However, investors and supporters need to be cautious.  Firstly, the Glazers only plan to float a new B class of shares which hold no voting rights.  Secondly, the club will pay no dividend to shareholders.

Got that?  The Glazers want your money to pay off Manchester United’s £453 million debt mountain, but you will have no say in how the club is run and you won’t get any income from it.

It gets better, or worse if you are a United fan.  It would appear, according to Tuesday’s Guardian, that the Glazers want you to make your investment decision on the basis of the club’s accounts to 30th June 2011 when the team reached the lucrative Champions League Final.  Unfortunately, another financial year has passed since then, a year in which Manchester United won nowt!  Needless to say the accounts to 30th June 2012 have not been made public.

So, in short, the Glazers are saying, “Give us your money to help us pay off the debts we loaded onto the club in the first place, but you will have no votes, no income and no way of knowing if you are paying over the odds for the privilege.”

Of course this isn’t the first time that the Glazers have come up with such a hare-brained scheme.  A few years ago a flotation in Singapore was the preferred option until that crashed and burned.  This scheme deserves the same fate!

This feels like a BIG moment!

Posted in Banking with tags , , , , on July 2, 2012 by Tom Leatherbarrow

Sometimes watershed moments in politics only become clear with hindsight. The implications of the defeat of Barbara Castle’s In Place of Strife legislation for example, which was designed to bring the trade unions into line at the end of the 1960s, only became clear when the unions lost all control in the 1970s. The rest is history.

Sometimes however, watershed moments are more easily discernible and I think the Barclays scandal is one of them. The ironies with this story just keep piling up on top of each other. Investment bankers, the ultimate free marketeers, were going around rigging the market. Marcus Agius, Group Chairman of Barclays and Honorary Chairman of the British Bankers Association which sets LIBOR, sat atop an organisation which was screwing over his own trade association and its members.

Where do we go from here? I’m not sure I agree with calls for another public inquiry into the banking culture in the UK. What are we going to learn that we don’t know already? That the investment banking system is corrupt?

My view is that this is a big moment for the politicians.
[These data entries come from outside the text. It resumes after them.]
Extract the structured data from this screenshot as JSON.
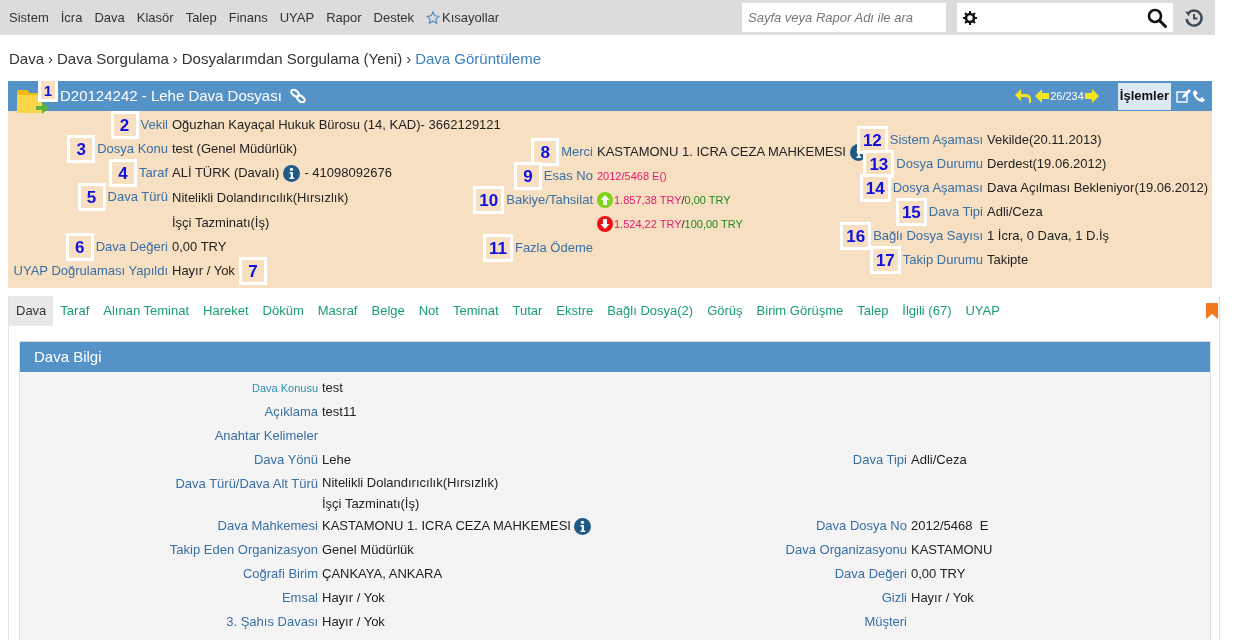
{
  "top_menu": [
    {
      "label": "Sistem"
    },
    {
      "label": "İcra"
    },
    {
      "label": "Dava"
    },
    {
      "label": "Klasör"
    },
    {
      "label": "Talep"
    },
    {
      "label": "Finans"
    },
    {
      "label": "UYAP"
    },
    {
      "label": "Rapor"
    },
    {
      "label": "Destek"
    },
    {
      "label": "Kısayollar",
      "kind": "star"
    }
  ],
  "page_search": {
    "placeholder": "Sayfa veya Rapor Adı ile ara"
  },
  "breadcrumb": [
    {
      "label": "Dava",
      "current": false
    },
    {
      "separator": "›",
      "label": "Dava Sorgulama",
      "current": false
    },
    {
      "separator": "›",
      "label": "Dosyalarımdan Sorgulama (Yeni)",
      "current": false
    },
    {
      "separator": "›",
      "label": "Dava Görüntüleme",
      "current": true
    }
  ],
  "file_header": {
    "marker": "1",
    "title": "D20124242 - Lehe Dava Dosyası",
    "counter": "26/234",
    "actions": "İşlemler"
  },
  "info_columns": [
    [
      {
        "marker": "2",
        "label": "Vekil",
        "kind": "text",
        "value": "Oğuzhan Kayaçal Hukuk Bürosu  (14, KAD)- 3662129121"
      },
      {
        "marker": "3",
        "label": "Dosya Konu",
        "kind": "text",
        "value": "test (Genel Müdürlük)"
      },
      {
        "marker": "4",
        "label": "Taraf",
        "kind": "info",
        "value": "ALİ TÜRK  (Davalı)",
        "after": "- 41098092676"
      },
      {
        "marker": "5",
        "label": "Dava Türü",
        "kind": "lines",
        "values": [
          "Nitelikli Dolandırıcılık(Hırsızlık)",
          "İşçi Tazminatı(İş)"
        ]
      },
      {
        "marker": "6",
        "label": "Dava Değeri",
        "kind": "text",
        "value": "0,00 TRY"
      },
      {
        "marker_after": "7",
        "label": "UYAP Doğrulaması Yapıldı",
        "kind": "text",
        "value": "Hayır / Yok"
      }
    ],
    [
      {
        "marker": "8",
        "label": "Merci",
        "kind": "info",
        "value": "KASTAMONU 1. ICRA CEZA MAHKEMESI"
      },
      {
        "marker": "9",
        "label": "Esas No",
        "kind": "pink",
        "value": "2012/5468 E()"
      },
      {
        "marker": "10",
        "label": "Bakiye/Tahsilat",
        "kind": "balance",
        "entries": [
          {
            "increase": true,
            "amount": "1.857,38 TRY",
            "separator": "/",
            "collected": "0,00 TRY"
          },
          {
            "increase": false,
            "amount": "1.524,22 TRY",
            "separator": "/",
            "collected": "100,00 TRY"
          }
        ]
      },
      {
        "marker": "11",
        "label": "Fazla Ödeme",
        "kind": "label"
      }
    ],
    [
      {
        "marker": "12",
        "label": "Sistem Aşaması",
        "kind": "text",
        "value": "Vekilde(20.11.2013)"
      },
      {
        "marker": "13",
        "label": "Dosya Durumu",
        "kind": "text",
        "value": "Derdest(19.06.2012)"
      },
      {
        "marker": "14",
        "label": "Dosya Aşaması",
        "kind": "text",
        "value": "Dava Açılması Bekleniyor(19.06.2012)"
      },
      {
        "marker": "15",
        "label": "Dava Tipi",
        "kind": "text",
        "value": "Adli/Ceza"
      },
      {
        "marker": "16",
        "label": "Bağlı Dosya Sayısı",
        "kind": "text",
        "value": "1 İcra, 0 Dava, 1 D.İş"
      },
      {
        "marker": "17",
        "label": "Takip Durumu",
        "kind": "text",
        "value": "Takipte"
      }
    ]
  ],
  "tabs": [
    {
      "label": "Dava",
      "selected": true
    },
    {
      "label": "Taraf",
      "selected": false
    },
    {
      "label": "Alınan Teminat",
      "selected": false
    },
    {
      "label": "Hareket",
      "selected": false
    },
    {
      "label": "Döküm",
      "selected": false
    },
    {
      "label": "Masraf",
      "selected": false
    },
    {
      "label": "Belge",
      "selected": false
    },
    {
      "label": "Not",
      "selected": false
    },
    {
      "label": "Teminat",
      "selected": false
    },
    {
      "label": "Tutar",
      "selected": false
    },
    {
      "label": "Ekstre",
      "selected": false
    },
    {
      "label": "Bağlı Dosya(2)",
      "selected": false
    },
    {
      "label": "Görüş",
      "selected": false
    },
    {
      "label": "Birim Görüşme",
      "selected": false
    },
    {
      "label": "Talep",
      "selected": false
    },
    {
      "label": "İlgili (67)",
      "selected": false
    },
    {
      "label": "UYAP",
      "selected": false
    }
  ],
  "panel": {
    "title": "Dava Bilgi",
    "rows": [
      {
        "label": "Dava Konusu",
        "small_label": true,
        "values": [
          "test"
        ]
      },
      {
        "label": "Açıklama",
        "small_label": false,
        "values": [
          "test11"
        ]
      },
      {
        "label": "Anahtar Kelimeler",
        "small_label": false,
        "values": []
      },
      {
        "label": "Dava Yönü",
        "small_label": false,
        "values": [
          "Lehe"
        ],
        "right_label": "Dava Tipi",
        "right_value": "Adli/Ceza"
      },
      {
        "label": "Dava Türü/Dava Alt Türü",
        "small_label": false,
        "values": [
          "Nitelikli Dolandırıcılık(Hırsızlık)",
          "İşçi Tazminatı(İş)"
        ]
      },
      {
        "label": "Dava Mahkemesi",
        "small_label": false,
        "values": [
          "KASTAMONU 1. ICRA CEZA MAHKEMESI"
        ],
        "info_icon": true,
        "right_label": "Dava Dosya No",
        "right_value": "2012/5468  E"
      },
      {
        "label": "Takip Eden Organizasyon",
        "small_label": false,
        "values": [
          "Genel Müdürlük"
        ],
        "right_label": "Dava Organizasyonu",
        "right_value": "KASTAMONU"
      },
      {
        "label": "Coğrafi Birim",
        "small_label": false,
        "values": [
          "ÇANKAYA, ANKARA"
        ],
        "right_label": "Dava Değeri",
        "right_value": "0,00 TRY"
      },
      {
        "label": "Emsal",
        "small_label": false,
        "values": [
          "Hayır / Yok"
        ],
        "right_label": "Gizli",
        "right_value": "Hayır / Yok"
      },
      {
        "label": "3. Şahıs Davası",
        "small_label": false,
        "values": [
          "Hayır / Yok"
        ],
        "right_label": "Müşteri"
      }
    ]
  }
}
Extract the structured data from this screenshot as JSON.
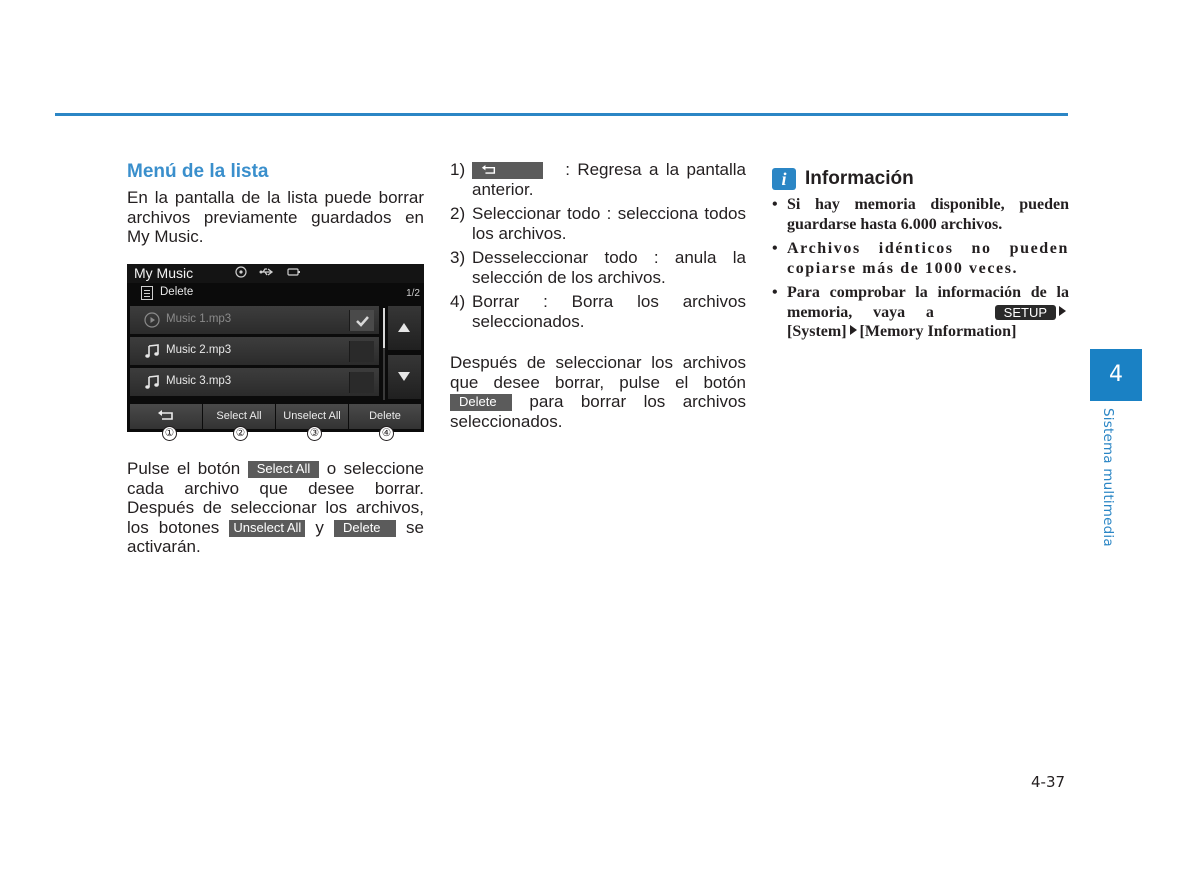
{
  "page": {
    "chapter_number": "4",
    "chapter_title": "Sistema multimedia",
    "page_number": "4-37",
    "accent_color": "#2b86c5"
  },
  "column1": {
    "section_title": "Menú de la lista",
    "intro": "En la pantalla de la lista puede borrar archivos previamente guardados en My Music.",
    "instructions": {
      "part1": "Pulse el botón",
      "select_all_btn": "Select All",
      "part2": "o seleccione cada archivo que desee borrar. Después de seleccionar los archivos, los botones",
      "unselect_all_btn": "Unselect All",
      "part3": "y",
      "delete_btn": "Delete",
      "part4": "se activarán."
    }
  },
  "screen": {
    "title": "My Music",
    "status_icons": [
      "disc-icon",
      "usb-icon",
      "battery-icon"
    ],
    "subheader_label": "Delete",
    "page_indicator": "1/2",
    "rows": [
      {
        "label": "Music 1.mp3",
        "icon": "play-circle-icon",
        "checked": true,
        "dimmed": true
      },
      {
        "label": "Music 2.mp3",
        "icon": "music-note-icon",
        "checked": false,
        "dimmed": false
      },
      {
        "label": "Music 3.mp3",
        "icon": "music-note-icon",
        "checked": false,
        "dimmed": false
      }
    ],
    "bottom_buttons": [
      {
        "label": "",
        "icon": "back-arrow-icon"
      },
      {
        "label": "Select All"
      },
      {
        "label": "Unselect All"
      },
      {
        "label": "Delete"
      }
    ],
    "callouts": [
      "①",
      "②",
      "③",
      "④"
    ]
  },
  "column2": {
    "items": [
      {
        "num": "1)",
        "text": ": Regresa a la pantalla anterior."
      },
      {
        "num": "2)",
        "text": "Seleccionar todo : selecciona todos los archivos."
      },
      {
        "num": "3)",
        "text": "Desseleccionar todo : anula la selección de los archivos."
      },
      {
        "num": "4)",
        "text": "Borrar : Borra los archivos seleccionados."
      }
    ],
    "para": {
      "part1": "Después de seleccionar los archivos que desee borrar, pulse el botón",
      "delete_btn": "Delete",
      "part2": "para borrar los archivos seleccionados."
    }
  },
  "info": {
    "title": "Información",
    "bullets": [
      "Si hay memoria disponible, pueden guardarse hasta 6.000 archivos.",
      "Archivos idénticos no pueden copiarse más de 1000 veces."
    ],
    "last_bullet": {
      "part1": "Para comprobar la información de la memoria, vaya a",
      "setup_btn": "SETUP",
      "part2": "[System]",
      "part3": "[Memory Information]"
    }
  }
}
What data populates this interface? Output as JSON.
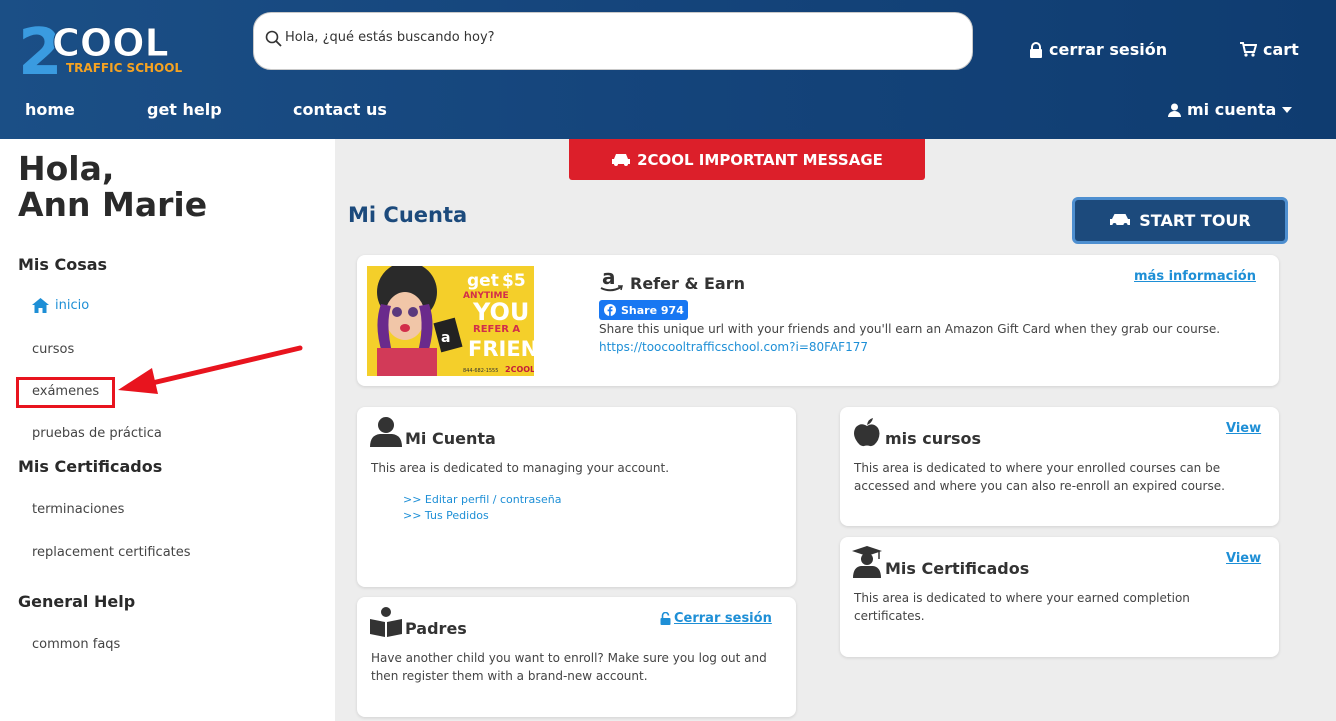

We have had Commissions, Inquiries, Reviews, appearances before Select Committees and much finger pointing but little has actually been put onto the statute books. If I was in Cameron’s position, I would do the following:

1: Implement the Vicker’s Commission Report with a deadline of 2015 brought forward from 2019. The Government cannot afford to kick this into the long grass a moment longer.

2: Implement a UK version of the Volcker Rule which prohibits proprietary trading by the banks on their own account. The banks have to get back to serving their clients and customers not just making money for themselves.

3: Beef up the Financial Services Authority (or the Financial Conduct Authority in its new guise) with enough budget and people to launch investigations into financial malpractice. Then do the same with the Serious Fraud Office.

4: Set up another Commission or recall Vickers and ask him to look into the economic implications of a forced separation (not just a firewall) between retail and investment banking along the lines of Glass Steagall.

Finally, if I was PM, I would pull the CEOs and Chairmen of all UK-listed banks into 10 Downing Street and say the following: “We are doing this. If any one of you so much as threaten to pull your head offices out of the UK (in my opinion a hollow threat!) I will personally front a campaign to encourage the British public to close down all their current accounts, savings accounts, ISAs and other financial products and transfer them to mutuals.”

All of this will go against the PM’s instincts. His late father was a stockbroker, but even he would now surely realise that, to paraphrase Philip Augar, gentlemanly capitalism has died a death. Now is the time for action.